  • 5. Burmeister and Hensley (2004) point out that: “Teachers are isolated from their colleagues, yet they work in densely populated schools. Principals are isolated from other principals, yet they work in densely populated school districts” (Burmeister & Hensley, ¶ 1). VIII. Managing a Learning Environment Opinions The primary point the researcher currently challenges relates to the expectation that parents, along with other interested members of the corporate sector and community leaders, also stakeholders external to the school building will participate more and serve in enhanced roles in education (Interstate school… 1996, p. 7). As noted earlier, despite reservations regarding this projected practice, the researcher hopes this to prove true.
  • 6. References Burmeister, LaVern & Hensley, Phyllis. (2004). It's all about relationships: isolation has become part of the organizational culture of schools. But by building solid relationships based on trust, administrators can substantially reduce or eliminate the isolation they experience. Leadership. Association of California School Administrators. Retrieved March 31, 2009 from High Beam Research: http://www.highbeam.com/doc/1G1-123675759.html. Florida educational leadership standards understanding and implementing Florida’s new principal leadership standards. (2005). Florida Department of Education. Retrieved March 31, 2009 from http://74.125.93.104/custom? q=cache:0jXkGKj9C1cJ:www.fldoe.org/board/meetings/ 05_01_18/PrincipalStandards.pdf+principal+leadership+standards&cd=1&hl=en&ct=cl &gl=us&client=google-coop-np Interstate school leaders licensure consortium standards for school leaders.(1996). Council of Chief State School Officers State Education Assessment Center. Retrieved March 31, 2009 from http://www.ccsso.org/content/pdfs/isllcstd.pdf Florida educational leadership standards understanding and implementing Florida’s new principal leadership standards. (2005). Florida Department of Education. Retrieved March 31, 2009 from http://74.125.93.104/custom? q=cache:0jXkGKj9C1cJ:www.fldoe.org/board/meetings/2 05_01_18/PrincipalStandards.pdf+principal+leadership+standards&cd=1&hl=en&ct=cl k&gl=us&client=google-coop-np

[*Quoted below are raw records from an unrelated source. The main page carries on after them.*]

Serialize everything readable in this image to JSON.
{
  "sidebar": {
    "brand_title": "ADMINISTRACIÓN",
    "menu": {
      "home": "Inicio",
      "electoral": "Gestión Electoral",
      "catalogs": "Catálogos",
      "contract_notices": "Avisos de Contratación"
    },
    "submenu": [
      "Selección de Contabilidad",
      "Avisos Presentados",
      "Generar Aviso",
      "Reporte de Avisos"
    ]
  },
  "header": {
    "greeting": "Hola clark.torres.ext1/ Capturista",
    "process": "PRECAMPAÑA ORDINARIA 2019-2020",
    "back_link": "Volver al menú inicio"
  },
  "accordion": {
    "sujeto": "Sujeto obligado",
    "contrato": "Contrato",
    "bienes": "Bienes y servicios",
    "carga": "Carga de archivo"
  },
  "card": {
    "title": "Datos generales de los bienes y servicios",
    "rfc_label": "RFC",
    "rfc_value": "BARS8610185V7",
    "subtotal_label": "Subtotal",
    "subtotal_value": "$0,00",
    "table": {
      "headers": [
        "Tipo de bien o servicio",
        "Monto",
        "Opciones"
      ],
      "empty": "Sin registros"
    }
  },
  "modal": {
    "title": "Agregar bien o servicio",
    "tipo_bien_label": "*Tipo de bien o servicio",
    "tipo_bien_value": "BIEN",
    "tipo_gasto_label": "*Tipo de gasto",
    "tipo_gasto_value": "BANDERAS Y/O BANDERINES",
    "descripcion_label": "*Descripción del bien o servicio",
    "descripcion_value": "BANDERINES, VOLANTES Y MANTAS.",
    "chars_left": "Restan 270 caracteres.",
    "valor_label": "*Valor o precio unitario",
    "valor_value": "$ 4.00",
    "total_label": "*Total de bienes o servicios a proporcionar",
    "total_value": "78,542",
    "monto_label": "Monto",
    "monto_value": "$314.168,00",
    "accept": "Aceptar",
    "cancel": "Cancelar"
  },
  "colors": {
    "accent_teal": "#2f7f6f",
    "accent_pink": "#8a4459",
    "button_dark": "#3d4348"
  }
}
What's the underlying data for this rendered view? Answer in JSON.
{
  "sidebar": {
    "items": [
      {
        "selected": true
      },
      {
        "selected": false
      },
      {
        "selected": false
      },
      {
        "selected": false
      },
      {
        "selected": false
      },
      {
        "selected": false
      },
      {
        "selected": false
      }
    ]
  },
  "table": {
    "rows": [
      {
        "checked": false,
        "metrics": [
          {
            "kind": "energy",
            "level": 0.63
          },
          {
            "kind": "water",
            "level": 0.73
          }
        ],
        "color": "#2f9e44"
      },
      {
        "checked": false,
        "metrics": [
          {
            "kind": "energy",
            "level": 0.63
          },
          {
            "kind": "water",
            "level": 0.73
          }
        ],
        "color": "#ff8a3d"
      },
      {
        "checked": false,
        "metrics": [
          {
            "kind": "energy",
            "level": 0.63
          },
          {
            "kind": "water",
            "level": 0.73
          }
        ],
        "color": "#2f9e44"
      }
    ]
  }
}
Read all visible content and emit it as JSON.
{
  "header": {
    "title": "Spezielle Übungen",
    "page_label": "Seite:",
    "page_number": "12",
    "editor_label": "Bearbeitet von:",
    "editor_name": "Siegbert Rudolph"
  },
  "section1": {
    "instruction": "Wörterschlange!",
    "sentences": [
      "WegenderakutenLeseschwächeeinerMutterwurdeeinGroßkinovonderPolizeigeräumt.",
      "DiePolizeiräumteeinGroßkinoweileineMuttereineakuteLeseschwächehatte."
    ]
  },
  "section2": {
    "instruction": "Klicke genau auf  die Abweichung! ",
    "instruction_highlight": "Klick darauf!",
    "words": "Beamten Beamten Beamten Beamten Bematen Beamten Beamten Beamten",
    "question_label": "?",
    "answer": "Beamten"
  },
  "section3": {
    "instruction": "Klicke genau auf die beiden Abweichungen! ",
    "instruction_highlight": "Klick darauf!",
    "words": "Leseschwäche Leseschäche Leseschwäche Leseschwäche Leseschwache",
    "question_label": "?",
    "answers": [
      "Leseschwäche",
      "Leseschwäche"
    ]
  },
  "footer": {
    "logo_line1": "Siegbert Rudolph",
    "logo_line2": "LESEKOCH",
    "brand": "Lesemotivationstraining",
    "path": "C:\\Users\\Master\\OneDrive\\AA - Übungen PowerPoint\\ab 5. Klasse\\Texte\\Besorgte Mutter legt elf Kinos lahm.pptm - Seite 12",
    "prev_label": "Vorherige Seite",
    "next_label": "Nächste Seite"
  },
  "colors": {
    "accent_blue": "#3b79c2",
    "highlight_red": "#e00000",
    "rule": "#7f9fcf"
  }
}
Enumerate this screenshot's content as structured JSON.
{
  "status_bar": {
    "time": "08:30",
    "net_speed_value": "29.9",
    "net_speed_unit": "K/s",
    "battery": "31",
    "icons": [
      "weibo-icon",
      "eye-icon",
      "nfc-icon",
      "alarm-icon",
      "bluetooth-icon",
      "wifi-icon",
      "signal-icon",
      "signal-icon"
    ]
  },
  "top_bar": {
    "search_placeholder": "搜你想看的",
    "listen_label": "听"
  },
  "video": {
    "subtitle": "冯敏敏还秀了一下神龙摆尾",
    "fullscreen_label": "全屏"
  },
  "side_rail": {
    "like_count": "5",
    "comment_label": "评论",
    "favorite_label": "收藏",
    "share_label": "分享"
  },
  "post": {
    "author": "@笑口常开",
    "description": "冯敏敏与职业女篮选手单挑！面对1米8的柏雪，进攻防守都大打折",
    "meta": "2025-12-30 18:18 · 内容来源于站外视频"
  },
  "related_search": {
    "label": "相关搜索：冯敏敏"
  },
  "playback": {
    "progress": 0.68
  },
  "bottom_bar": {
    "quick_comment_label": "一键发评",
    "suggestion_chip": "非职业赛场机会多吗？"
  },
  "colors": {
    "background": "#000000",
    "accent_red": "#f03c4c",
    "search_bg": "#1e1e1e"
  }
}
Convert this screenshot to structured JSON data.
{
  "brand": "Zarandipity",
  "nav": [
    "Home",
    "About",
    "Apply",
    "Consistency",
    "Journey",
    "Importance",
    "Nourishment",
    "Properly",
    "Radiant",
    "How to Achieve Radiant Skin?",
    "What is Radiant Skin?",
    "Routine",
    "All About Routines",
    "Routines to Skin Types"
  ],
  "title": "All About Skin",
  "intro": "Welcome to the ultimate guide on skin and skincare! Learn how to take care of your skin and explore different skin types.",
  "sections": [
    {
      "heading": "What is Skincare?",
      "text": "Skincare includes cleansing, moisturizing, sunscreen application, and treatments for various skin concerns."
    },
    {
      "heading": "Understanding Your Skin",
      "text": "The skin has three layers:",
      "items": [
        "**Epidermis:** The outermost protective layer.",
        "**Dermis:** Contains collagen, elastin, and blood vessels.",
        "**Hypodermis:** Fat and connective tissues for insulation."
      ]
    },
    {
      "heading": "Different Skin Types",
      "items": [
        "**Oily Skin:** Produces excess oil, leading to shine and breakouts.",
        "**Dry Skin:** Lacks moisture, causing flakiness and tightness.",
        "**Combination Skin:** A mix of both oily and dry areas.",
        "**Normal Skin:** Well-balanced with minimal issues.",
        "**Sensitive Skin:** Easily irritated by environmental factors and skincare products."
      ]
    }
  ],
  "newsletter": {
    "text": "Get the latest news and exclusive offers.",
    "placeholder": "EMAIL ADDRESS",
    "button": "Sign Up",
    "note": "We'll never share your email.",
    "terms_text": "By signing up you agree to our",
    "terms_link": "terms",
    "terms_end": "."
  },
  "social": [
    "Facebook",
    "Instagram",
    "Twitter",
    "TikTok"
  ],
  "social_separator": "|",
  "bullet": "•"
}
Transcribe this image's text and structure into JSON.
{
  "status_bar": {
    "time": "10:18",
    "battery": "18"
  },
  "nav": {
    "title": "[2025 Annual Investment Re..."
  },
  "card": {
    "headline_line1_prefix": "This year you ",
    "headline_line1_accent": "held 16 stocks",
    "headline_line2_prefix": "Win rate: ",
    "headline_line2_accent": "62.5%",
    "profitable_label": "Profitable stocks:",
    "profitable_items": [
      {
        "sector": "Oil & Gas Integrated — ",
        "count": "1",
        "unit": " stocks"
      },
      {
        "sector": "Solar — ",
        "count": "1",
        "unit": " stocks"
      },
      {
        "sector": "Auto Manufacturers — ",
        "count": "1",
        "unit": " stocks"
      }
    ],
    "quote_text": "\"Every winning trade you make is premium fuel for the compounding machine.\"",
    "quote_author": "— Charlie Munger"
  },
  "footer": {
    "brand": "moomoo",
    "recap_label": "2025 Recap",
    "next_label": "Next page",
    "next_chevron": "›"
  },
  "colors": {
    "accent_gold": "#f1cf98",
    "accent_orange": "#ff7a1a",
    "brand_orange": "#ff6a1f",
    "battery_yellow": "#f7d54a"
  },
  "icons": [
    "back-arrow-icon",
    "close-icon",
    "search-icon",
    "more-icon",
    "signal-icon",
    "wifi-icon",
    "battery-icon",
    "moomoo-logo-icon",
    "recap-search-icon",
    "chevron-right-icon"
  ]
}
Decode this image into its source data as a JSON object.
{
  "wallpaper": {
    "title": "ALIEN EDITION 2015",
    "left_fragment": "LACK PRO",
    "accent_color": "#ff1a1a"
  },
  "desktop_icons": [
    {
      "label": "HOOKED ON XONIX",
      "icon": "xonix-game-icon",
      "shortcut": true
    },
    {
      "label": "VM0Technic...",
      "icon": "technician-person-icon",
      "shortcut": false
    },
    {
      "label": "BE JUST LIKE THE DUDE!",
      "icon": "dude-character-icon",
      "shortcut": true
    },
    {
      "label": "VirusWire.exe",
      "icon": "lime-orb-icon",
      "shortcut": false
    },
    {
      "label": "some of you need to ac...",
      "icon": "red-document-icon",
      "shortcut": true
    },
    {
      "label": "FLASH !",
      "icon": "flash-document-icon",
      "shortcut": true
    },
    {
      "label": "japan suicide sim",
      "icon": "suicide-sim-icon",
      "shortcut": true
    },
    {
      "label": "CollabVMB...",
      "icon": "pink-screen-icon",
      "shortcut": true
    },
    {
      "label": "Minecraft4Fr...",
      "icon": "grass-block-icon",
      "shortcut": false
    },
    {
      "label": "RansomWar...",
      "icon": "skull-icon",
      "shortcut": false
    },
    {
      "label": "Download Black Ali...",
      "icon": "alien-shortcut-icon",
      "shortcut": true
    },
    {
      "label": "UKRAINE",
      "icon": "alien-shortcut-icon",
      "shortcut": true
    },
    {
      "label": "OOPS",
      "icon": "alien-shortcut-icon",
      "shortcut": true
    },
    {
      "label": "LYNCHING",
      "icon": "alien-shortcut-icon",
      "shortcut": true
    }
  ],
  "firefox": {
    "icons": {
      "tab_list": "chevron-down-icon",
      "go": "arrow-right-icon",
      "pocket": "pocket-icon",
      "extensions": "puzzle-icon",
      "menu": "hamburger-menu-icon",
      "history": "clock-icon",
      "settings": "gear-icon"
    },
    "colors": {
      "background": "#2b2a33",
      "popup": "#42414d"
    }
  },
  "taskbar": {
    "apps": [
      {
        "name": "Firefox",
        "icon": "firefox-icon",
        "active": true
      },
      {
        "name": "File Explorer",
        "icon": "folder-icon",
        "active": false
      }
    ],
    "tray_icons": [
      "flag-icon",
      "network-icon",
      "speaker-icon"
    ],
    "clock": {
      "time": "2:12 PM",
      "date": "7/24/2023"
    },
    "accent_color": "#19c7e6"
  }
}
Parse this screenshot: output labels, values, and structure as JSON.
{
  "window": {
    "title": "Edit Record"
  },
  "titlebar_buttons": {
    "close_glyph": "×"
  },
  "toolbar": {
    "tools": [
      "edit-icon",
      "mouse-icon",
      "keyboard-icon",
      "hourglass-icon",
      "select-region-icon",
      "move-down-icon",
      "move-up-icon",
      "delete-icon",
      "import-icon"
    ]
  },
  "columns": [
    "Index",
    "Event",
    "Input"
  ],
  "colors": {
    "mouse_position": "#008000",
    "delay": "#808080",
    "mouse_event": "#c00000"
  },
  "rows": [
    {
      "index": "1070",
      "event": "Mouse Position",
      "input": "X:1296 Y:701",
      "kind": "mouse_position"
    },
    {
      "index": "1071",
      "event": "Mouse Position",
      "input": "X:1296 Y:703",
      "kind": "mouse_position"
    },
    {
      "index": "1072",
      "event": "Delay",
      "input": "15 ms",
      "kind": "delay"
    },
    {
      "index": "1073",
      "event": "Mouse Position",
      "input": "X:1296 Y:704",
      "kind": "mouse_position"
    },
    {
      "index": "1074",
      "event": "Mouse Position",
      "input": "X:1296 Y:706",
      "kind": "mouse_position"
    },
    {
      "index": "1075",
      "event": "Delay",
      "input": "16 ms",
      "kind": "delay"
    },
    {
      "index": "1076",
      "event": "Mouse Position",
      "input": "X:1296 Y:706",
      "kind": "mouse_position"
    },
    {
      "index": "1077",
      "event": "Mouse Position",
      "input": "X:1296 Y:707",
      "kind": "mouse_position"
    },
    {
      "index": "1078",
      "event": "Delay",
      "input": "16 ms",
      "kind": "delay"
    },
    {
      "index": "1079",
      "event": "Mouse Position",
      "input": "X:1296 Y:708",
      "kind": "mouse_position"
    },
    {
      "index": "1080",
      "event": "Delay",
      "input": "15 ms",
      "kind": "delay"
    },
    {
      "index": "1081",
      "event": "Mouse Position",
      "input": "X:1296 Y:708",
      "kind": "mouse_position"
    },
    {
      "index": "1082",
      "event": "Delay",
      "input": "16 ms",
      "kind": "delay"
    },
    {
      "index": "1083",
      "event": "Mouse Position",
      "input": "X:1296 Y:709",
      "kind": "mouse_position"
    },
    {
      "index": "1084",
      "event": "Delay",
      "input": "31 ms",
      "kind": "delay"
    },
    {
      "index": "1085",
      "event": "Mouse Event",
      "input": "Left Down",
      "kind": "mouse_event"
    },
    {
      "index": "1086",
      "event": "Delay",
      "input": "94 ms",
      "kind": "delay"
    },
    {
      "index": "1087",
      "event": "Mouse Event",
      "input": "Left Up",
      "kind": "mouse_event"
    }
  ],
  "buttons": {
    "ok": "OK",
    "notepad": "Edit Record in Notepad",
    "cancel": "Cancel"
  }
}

  • 7. Interstate School Leaders Consortium Standards (ISLLC) Interstate school leaders licensure consortium standards for school leaders (1996). Council of Chief State School Officers State School Officers state Education Assessment Center. Retrieved March 31, 2009